I was working on a website scraper the other day and decided to write it in Haskell to re-familiarize myself with the language, and to learn about the http and html-related libraries available for Haskell. I have some things to work out with my code (right now, it hangs when loading the URL), but through this project I was reminded of some of the things that went through my head when I last used Haskell 6 years ago.
My favorite thing about Haskell is the idea of being completely clear and explicit about the type of data you're passing throughout the program. To give an example about what I'm talking about, here's a function that takes a list of characters and returns the first one:
first :: [Char] -> Char first s = s !! 0
This function only ever accepts a list of Chars, and will only
ever return a Char. Without including the first line of this
function, the compiler infers a more general type for this
[a] -> a. This function type uses the
a to say it takes a list of something,
and returns a single instance of that same something.
In 2010, I stopped programming in Haskell and learned Ruby
on Rails because that was the easiest way to get a job.
So the Haskell community is small and not focused on web
development. But there's a few other things that keep me
from programming in Haskell on a regular basis. Its
strict type system is both good and bad. Going back to
my web scraper, here's a ghci session that displays the
type of a Haskell library's
which takes a url and returns an HTML document. The
:: operator can be read as "is of the type".
$ ghci Prelude> import Text.HandsomeSoup Prelude Text.HandsomeSoup> :t fromUrl fromUrl :: String -> Text.XML.HXT.Arrow.XmlState.TypeDefs.IOSArrow b (Data.Tree.NTree.TypeDefs.NTree Text.XML.HXT.DOM.TypeDefs.XNode)
We see this function takes a String and returns something
else. The string part makes sense - a string is how anyone would

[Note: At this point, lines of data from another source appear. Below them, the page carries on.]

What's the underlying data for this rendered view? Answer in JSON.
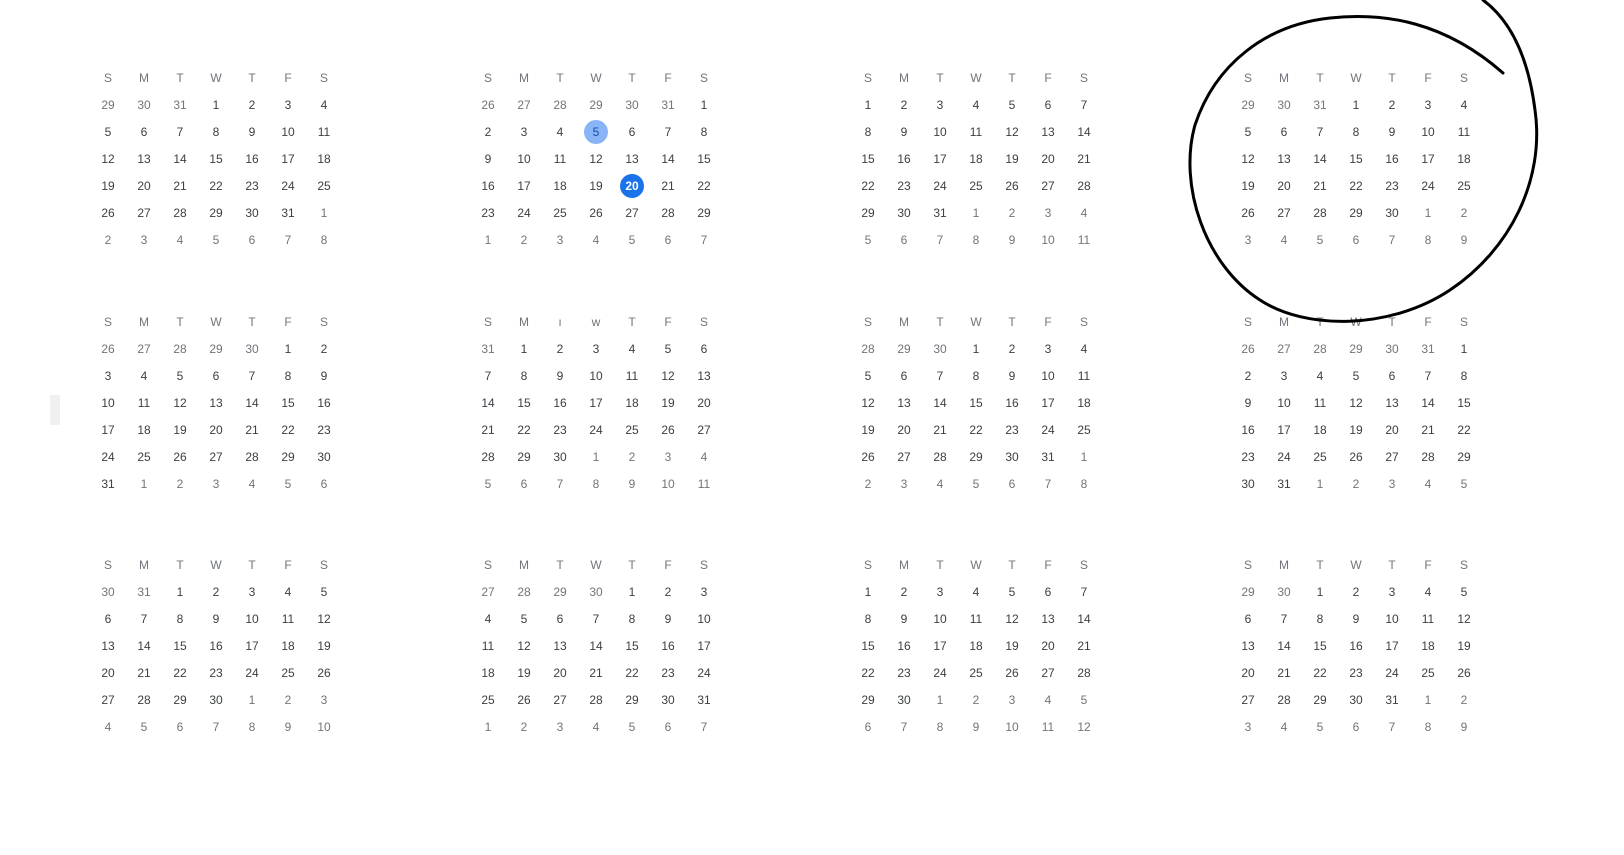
{
  "weekdays": [
    "S",
    "M",
    "T",
    "W",
    "T",
    "F",
    "S"
  ],
  "months": [
    {
      "weekdays": [
        "S",
        "M",
        "T",
        "W",
        "T",
        "F",
        "S"
      ],
      "days": [
        "29",
        "30",
        "31",
        "1",
        "2",
        "3",
        "4",
        "5",
        "6",
        "7",
        "8",
        "9",
        "10",
        "11",
        "12",
        "13",
        "14",
        "15",
        "16",
        "17",
        "18",
        "19",
        "20",
        "21",
        "22",
        "23",
        "24",
        "25",
        "26",
        "27",
        "28",
        "29",
        "30",
        "31",
        "1",
        "2",
        "3",
        "4",
        "5",
        "6",
        "7",
        "8"
      ],
      "lead_out": 3,
      "trail_out": 8
    },
    {
      "weekdays": [
        "S",
        "M",
        "T",
        "W",
        "T",
        "F",
        "S"
      ],
      "days": [
        "26",
        "27",
        "28",
        "29",
        "30",
        "31",
        "1",
        "2",
        "3",
        "4",
        "5",
        "6",
        "7",
        "8",
        "9",
        "10",
        "11",
        "12",
        "13",
        "14",
        "15",
        "16",
        "17",
        "18",
        "19",
        "20",
        "21",
        "22",
        "23",
        "24",
        "25",
        "26",
        "27",
        "28",
        "29",
        "1",
        "2",
        "3",
        "4",
        "5",
        "6",
        "7"
      ],
      "lead_out": 6,
      "trail_out": 7,
      "selected_day": "5",
      "today": "20"
    },
    {
      "weekdays": [
        "S",
        "M",
        "T",
        "W",
        "T",
        "F",
        "S"
      ],
      "days": [
        "1",
        "2",
        "3",
        "4",
        "5",
        "6",
        "7",
        "8",
        "9",
        "10",
        "11",
        "12",
        "13",
        "14",
        "15",
        "16",
        "17",
        "18",
        "19",
        "20",
        "21",
        "22",
        "23",
        "24",
        "25",
        "26",
        "27",
        "28",
        "29",
        "30",
        "31",
        "1",
        "2",
        "3",
        "4",
        "5",
        "6",
        "7",
        "8",
        "9",
        "10",
        "11"
      ],
      "lead_out": 0,
      "trail_out": 11
    },
    {
      "weekdays": [
        "S",
        "M",
        "T",
        "W",
        "T",
        "F",
        "S"
      ],
      "days": [
        "29",
        "30",
        "31",
        "1",
        "2",
        "3",
        "4",
        "5",
        "6",
        "7",
        "8",
        "9",
        "10",
        "11",
        "12",
        "13",
        "14",
        "15",
        "16",
        "17",
        "18",
        "19",
        "20",
        "21",
        "22",
        "23",
        "24",
        "25",
        "26",
        "27",
        "28",
        "29",
        "30",
        "1",
        "2",
        "3",
        "4",
        "5",
        "6",
        "7",
        "8",
        "9"
      ],
      "lead_out": 3,
      "trail_out": 9
    },
    {
      "weekdays": [
        "S",
        "M",
        "T",
        "W",
        "T",
        "F",
        "S"
      ],
      "days": [
        "26",
        "27",
        "28",
        "29",
        "30",
        "1",
        "2",
        "3",
        "4",
        "5",
        "6",
        "7",
        "8",
        "9",
        "10",
        "11",
        "12",
        "13",
        "14",
        "15",
        "16",
        "17",
        "18",
        "19",
        "20",
        "21",
        "22",
        "23",
        "24",
        "25",
        "26",
        "27",
        "28",
        "29",
        "30",
        "31",
        "1",
        "2",
        "3",
        "4",
        "5",
        "6"
      ],
      "lead_out": 5,
      "trail_out": 6
    },
    {
      "weekdays": [
        "S",
        "M",
        "ı",
        "w",
        "T",
        "F",
        "S"
      ],
      "days": [
        "31",
        "1",
        "2",
        "3",
        "4",
        "5",
        "6",
        "7",
        "8",
        "9",
        "10",
        "11",
        "12",
        "13",
        "14",
        "15",
        "16",
        "17",
        "18",
        "19",
        "20",
        "21",
        "22",
        "23",
        "24",
        "25",
        "26",
        "27",
        "28",
        "29",
        "30",
        "1",
        "2",
        "3",
        "4",
        "5",
        "6",
        "7",
        "8",
        "9",
        "10",
        "11"
      ],
      "lead_out": 1,
      "trail_out": 11
    },
    {
      "weekdays": [
        "S",
        "M",
        "T",
        "W",
        "T",
        "F",
        "S"
      ],
      "days": [
        "28",
        "29",
        "30",
        "1",
        "2",
        "3",
        "4",
        "5",
        "6",
        "7",
        "8",
        "9",
        "10",
        "11",
        "12",
        "13",
        "14",
        "15",
        "16",
        "17",
        "18",
        "19",
        "20",
        "21",
        "22",
        "23",
        "24",
        "25",
        "26",
        "27",
        "28",
        "29",
        "30",
        "31",
        "1",
        "2",
        "3",
        "4",
        "5",
        "6",
        "7",
        "8"
      ],
      "lead_out": 3,
      "trail_out": 8
    },
    {
      "weekdays": [
        "S",
        "M",
        "T",
        "W",
        "T",
        "F",
        "S"
      ],
      "days": [
        "26",
        "27",
        "28",
        "29",
        "30",
        "31",
        "1",
        "2",
        "3",
        "4",
        "5",
        "6",
        "7",
        "8",
        "9",
        "10",
        "11",
        "12",
        "13",
        "14",
        "15",
        "16",
        "17",
        "18",
        "19",
        "20",
        "21",
        "22",
        "23",
        "24",
        "25",
        "26",
        "27",
        "28",
        "29",
        "30",
        "31",
        "1",
        "2",
        "3",
        "4",
        "5"
      ],
      "lead_out": 6,
      "trail_out": 5
    },
    {
      "weekdays": [
        "S",
        "M",
        "T",
        "W",
        "T",
        "F",
        "S"
      ],
      "days": [
        "30",
        "31",
        "1",
        "2",
        "3",
        "4",
        "5",
        "6",
        "7",
        "8",
        "9",
        "10",
        "11",
        "12",
        "13",
        "14",
        "15",
        "16",
        "17",
        "18",
        "19",
        "20",
        "21",
        "22",
        "23",
        "24",
        "25",
        "26",
        "27",
        "28",
        "29",
        "30",
        "1",
        "2",
        "3",
        "4",
        "5",
        "6",
        "7",
        "8",
        "9",
        "10"
      ],
      "lead_out": 2,
      "trail_out": 10
    },
    {
      "weekdays": [
        "S",
        "M",
        "T",
        "W",
        "T",
        "F",
        "S"
      ],
      "days": [
        "27",
        "28",
        "29",
        "30",
        "1",
        "2",
        "3",
        "4",
        "5",
        "6",
        "7",
        "8",
        "9",
        "10",
        "11",
        "12",
        "13",
        "14",
        "15",
        "16",
        "17",
        "18",
        "19",
        "20",
        "21",
        "22",
        "23",
        "24",
        "25",
        "26",
        "27",
        "28",
        "29",
        "30",
        "31",
        "1",
        "2",
        "3",
        "4",
        "5",
        "6",
        "7"
      ],
      "lead_out": 4,
      "trail_out": 7
    },
    {
      "weekdays": [
        "S",
        "M",
        "T",
        "W",
        "T",
        "F",
        "S"
      ],
      "days": [
        "1",
        "2",
        "3",
        "4",
        "5",
        "6",
        "7",
        "8",
        "9",
        "10",
        "11",
        "12",
        "13",
        "14",
        "15",
        "16",
        "17",
        "18",
        "19",
        "20",
        "21",
        "22",
        "23",
        "24",
        "25",
        "26",
        "27",
        "28",
        "29",
        "30",
        "1",
        "2",
        "3",
        "4",
        "5",
        "6",
        "7",
        "8",
        "9",
        "10",
        "11",
        "12"
      ],
      "lead_out": 0,
      "trail_out": 12
    },
    {
      "weekdays": [
        "S",
        "M",
        "T",
        "W",
        "T",
        "F",
        "S"
      ],
      "days": [
        "29",
        "30",
        "1",
        "2",
        "3",
        "4",
        "5",
        "6",
        "7",
        "8",
        "9",
        "10",
        "11",
        "12",
        "13",
        "14",
        "15",
        "16",
        "17",
        "18",
        "19",
        "20",
        "21",
        "22",
        "23",
        "24",
        "25",
        "26",
        "27",
        "28",
        "29",
        "30",
        "31",
        "1",
        "2",
        "3",
        "4",
        "5",
        "6",
        "7",
        "8",
        "9"
      ],
      "lead_out": 2,
      "trail_out": 9
    }
  ],
  "colors": {
    "selected_fill": "#8ab4f8",
    "today_fill": "#1a73e8",
    "in_month_text": "#3c4043",
    "out_month_text": "#70757a",
    "annotation_stroke": "#000000"
  },
  "annotation": {
    "type": "hand-drawn-circle",
    "target": "month-4"
  }
}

represent a URL. But what about the crazy return type? Why isn't
this function type something simple like
String -> XmlDocument?
That's the secret of Haskell. When you think about it, the
fromUrl function needs to do some I/O work,
changing the state of the system in this process.
Invoking side effects (i.e. doing I/O work) goes against
the ideas that Haskell is based on. In fact, in Haskell
terms you'll hear of code that has side effects described
with the derogatory word "impure".
Haskell has dealt with this (making the impure code pure again)
through some complicated math, ultimately
coming up with the "Monad" type.
For details on input/output in Haskell, see:
In college I was lucky to have professors
teach me about functional programming, specifically in Haskell.
So I learned about monads, and I've heard that an
Arrow is a type of
monad. But I still can't really wrap my head around it.
So that's as far as I can get off the top of my head into
understanding the return type of
And whether you really understand this return type or not, you have to admit that it's still not obvious. By writing code that passes around complicated types, you create a complex program that takes up a lot of mental space.
So, that's been my take on Haskell in my years of not using it. There's lots of good things to learn by writing code in a functional language. I assume that we can find useful ideas in other programming paradigms as well, such as logic programming in Prolog. That's more difficult, though. In my experience Prolog is way more different from imperative programming than Haskell.
We can also keep in mind that computers are procedural underneath it all, at the machine code level. In addition, think about the amazing complexity that the Linux kernel developers are able to manage through procedural C code. So in the future we may see functional or some other kind of programming become the norm, as programming languages themselves were invented as an abstraction of machine code. But who knows. We do think procedurally, and it's just second nature for instructions of a routine to come one after another, in contrast to the mathematical style of a function as a definition from one domain to another.